We are actively working to compile information on promising health and behavioral health interventions for individuals with an FASD across the lifespan that have demonstrated evidence or promise to improve the health of individuals impacted by prenatal alcohol exposure. We provide summaries of effective proven and promising interventions and information on how to access more information.

Families Moving Forward

Families Moving Forward is a scientifically validated treatment intervention developed by the University of Washington focused on positive parenting intervention that provides caregiver focused education, support, and behavioral consultation. The program helps families caring for children with an FASD between the ages of 4 – 12 years boost their progress and positive direction, helps to increase caregiver optimism, and reduce the chance their child will develop additional disabilities later in life.

Find more information on Families Moving Forward here.

Good Buddies

Good Buddies is an evidenced-based social skills intervention for children with an FASD. Having at least one or two close friendships can act as a buffer for children against low self-esteem, depression, and anxiety. Children who participated in the intervention have demonstrated improved overall social skills, reduced problem behaviors, and show a greater understanding of appropriate social behaviors. This intervention has been successful implemented in community, university, and medical-based settings.

Find more information on Project Good Buddies here.

Parent Child Assistance Program

The Parent Child Assistance Program is an evidence-based home visiting case management model for mothers with Alcohol Use and/or Substance Use Disorders during pregnancy. The program coordinated by the University of Washington assists women (some who may be affected by prenatal alcohol exposure themselves) in obtaining treatment, staying in recovery, and resolving the complex problems related to substance use. The program also wraps services and supports around the family to improve health outcomes for children.
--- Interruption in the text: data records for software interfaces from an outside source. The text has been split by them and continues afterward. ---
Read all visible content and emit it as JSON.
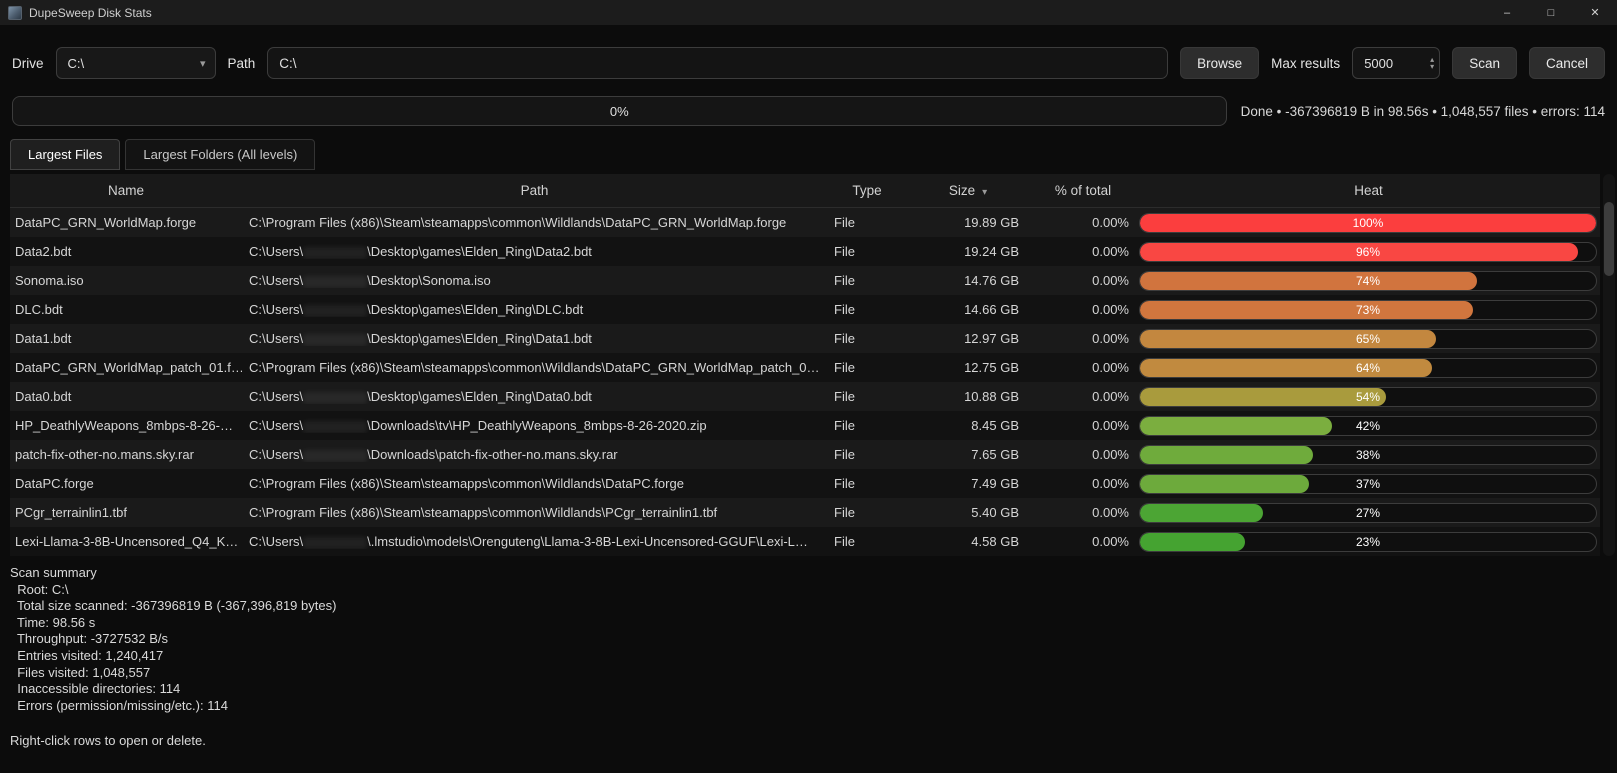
{
  "window": {
    "title": "DupeSweep Disk Stats",
    "controls": {
      "minimize": "–",
      "maximize": "□",
      "close": "✕"
    }
  },
  "icons": {
    "chevron_down": "▾",
    "sort_down": "▾",
    "spin_up": "▴",
    "spin_down": "▾"
  },
  "toolbar": {
    "drive_label": "Drive",
    "drive_value": "C:\\",
    "path_label": "Path",
    "path_value": "C:\\",
    "browse_label": "Browse",
    "max_results_label": "Max results",
    "max_results_value": "5000",
    "scan_label": "Scan",
    "cancel_label": "Cancel"
  },
  "progress": {
    "percent_label": "0%",
    "status": "Done • -367396819 B in 98.56s • 1,048,557 files • errors: 114"
  },
  "tabs": [
    {
      "label": "Largest Files",
      "active": true
    },
    {
      "label": "Largest Folders (All levels)",
      "active": false
    }
  ],
  "table": {
    "columns": [
      "Name",
      "Path",
      "Type",
      "Size",
      "% of total",
      "Heat"
    ],
    "sort_column": "Size",
    "rows": [
      {
        "name": "DataPC_GRN_WorldMap.forge",
        "path_prefix": "C:\\Program Files (x86)\\Steam\\steamapps\\common\\Wildlands\\DataPC_GRN_WorldMap.forge",
        "path_redacted": false,
        "path_suffix": "",
        "type": "File",
        "size": "19.89 GB",
        "pct": "0.00%",
        "heat_pct": 100,
        "heat_label": "100%",
        "heat_color": "#fb3e3e"
      },
      {
        "name": "Data2.bdt",
        "path_prefix": "C:\\Users\\",
        "path_redacted": true,
        "path_suffix": "\\Desktop\\games\\Elden_Ring\\Data2.bdt",
        "type": "File",
        "size": "19.24 GB",
        "pct": "0.00%",
        "heat_pct": 96,
        "heat_label": "96%",
        "heat_color": "#f94743"
      },
      {
        "name": "Sonoma.iso",
        "path_prefix": "C:\\Users\\",
        "path_redacted": true,
        "path_suffix": "\\Desktop\\Sonoma.iso",
        "type": "File",
        "size": "14.76 GB",
        "pct": "0.00%",
        "heat_pct": 74,
        "heat_label": "74%",
        "heat_color": "#d1743e"
      },
      {
        "name": "DLC.bdt",
        "path_prefix": "C:\\Users\\",
        "path_redacted": true,
        "path_suffix": "\\Desktop\\games\\Elden_Ring\\DLC.bdt",
        "type": "File",
        "size": "14.66 GB",
        "pct": "0.00%",
        "heat_pct": 73,
        "heat_label": "73%",
        "heat_color": "#d0763e"
      },
      {
        "name": "Data1.bdt",
        "path_prefix": "C:\\Users\\",
        "path_redacted": true,
        "path_suffix": "\\Desktop\\games\\Elden_Ring\\Data1.bdt",
        "type": "File",
        "size": "12.97 GB",
        "pct": "0.00%",
        "heat_pct": 65,
        "heat_label": "65%",
        "heat_color": "#c3873f"
      },
      {
        "name": "DataPC_GRN_WorldMap_patch_01.f…",
        "path_prefix": "C:\\Program Files (x86)\\Steam\\steamapps\\common\\Wildlands\\DataPC_GRN_WorldMap_patch_0…",
        "path_redacted": false,
        "path_suffix": "",
        "type": "File",
        "size": "12.75 GB",
        "pct": "0.00%",
        "heat_pct": 64,
        "heat_label": "64%",
        "heat_color": "#c18a3f"
      },
      {
        "name": "Data0.bdt",
        "path_prefix": "C:\\Users\\",
        "path_redacted": true,
        "path_suffix": "\\Desktop\\games\\Elden_Ring\\Data0.bdt",
        "type": "File",
        "size": "10.88 GB",
        "pct": "0.00%",
        "heat_pct": 54,
        "heat_label": "54%",
        "heat_color": "#a99b3d"
      },
      {
        "name": "HP_DeathlyWeapons_8mbps-8-26-…",
        "path_prefix": "C:\\Users\\",
        "path_redacted": true,
        "path_suffix": "\\Downloads\\tv\\HP_DeathlyWeapons_8mbps-8-26-2020.zip",
        "type": "File",
        "size": "8.45 GB",
        "pct": "0.00%",
        "heat_pct": 42,
        "heat_label": "42%",
        "heat_color": "#7bae3f"
      },
      {
        "name": "patch-fix-other-no.mans.sky.rar",
        "path_prefix": "C:\\Users\\",
        "path_redacted": true,
        "path_suffix": "\\Downloads\\patch-fix-other-no.mans.sky.rar",
        "type": "File",
        "size": "7.65 GB",
        "pct": "0.00%",
        "heat_pct": 38,
        "heat_label": "38%",
        "heat_color": "#6fab3c"
      },
      {
        "name": "DataPC.forge",
        "path_prefix": "C:\\Program Files (x86)\\Steam\\steamapps\\common\\Wildlands\\DataPC.forge",
        "path_redacted": false,
        "path_suffix": "",
        "type": "File",
        "size": "7.49 GB",
        "pct": "0.00%",
        "heat_pct": 37,
        "heat_label": "37%",
        "heat_color": "#6daa3c"
      },
      {
        "name": "PCgr_terrainlin1.tbf",
        "path_prefix": "C:\\Program Files (x86)\\Steam\\steamapps\\common\\Wildlands\\PCgr_terrainlin1.tbf",
        "path_redacted": false,
        "path_suffix": "",
        "type": "File",
        "size": "5.40 GB",
        "pct": "0.00%",
        "heat_pct": 27,
        "heat_label": "27%",
        "heat_color": "#4ca534"
      },
      {
        "name": "Lexi-Llama-3-8B-Uncensored_Q4_K…",
        "path_prefix": "C:\\Users\\",
        "path_redacted": true,
        "path_suffix": "\\.lmstudio\\models\\Orenguteng\\Llama-3-8B-Lexi-Uncensored-GGUF\\Lexi-L…",
        "type": "File",
        "size": "4.58 GB",
        "pct": "0.00%",
        "heat_pct": 23,
        "heat_label": "23%",
        "heat_color": "#45a331"
      }
    ]
  },
  "summary": {
    "lines": [
      "Scan summary",
      "  Root: C:\\",
      "  Total size scanned: -367396819 B (-367,396,819 bytes)",
      "  Time: 98.56 s",
      "  Throughput: -3727532 B/s",
      "  Entries visited: 1,240,417",
      "  Files visited: 1,048,557",
      "  Inaccessible directories: 114",
      "  Errors (permission/missing/etc.): 114"
    ],
    "hint": "Right-click rows to open or delete."
  }
}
Find more information on the Parent Child Assistance Program here.

MOFAS YouthAct Self-Advocacy Peer Network

The YouthAct peer network is a youth led and adult supported. The program is designed for transition-age youth ages 12 – 25. The network receives leadership and self-advocacy training and works to improve outcomes in the areas of youth transition, including health, behavioral health, post-secondary, employment, housing, and the justice field.

Contact Us

Have a promising medical or behavioral health intervention that that you would like to share for consideration on our site? Use the contact us form to share your ideas!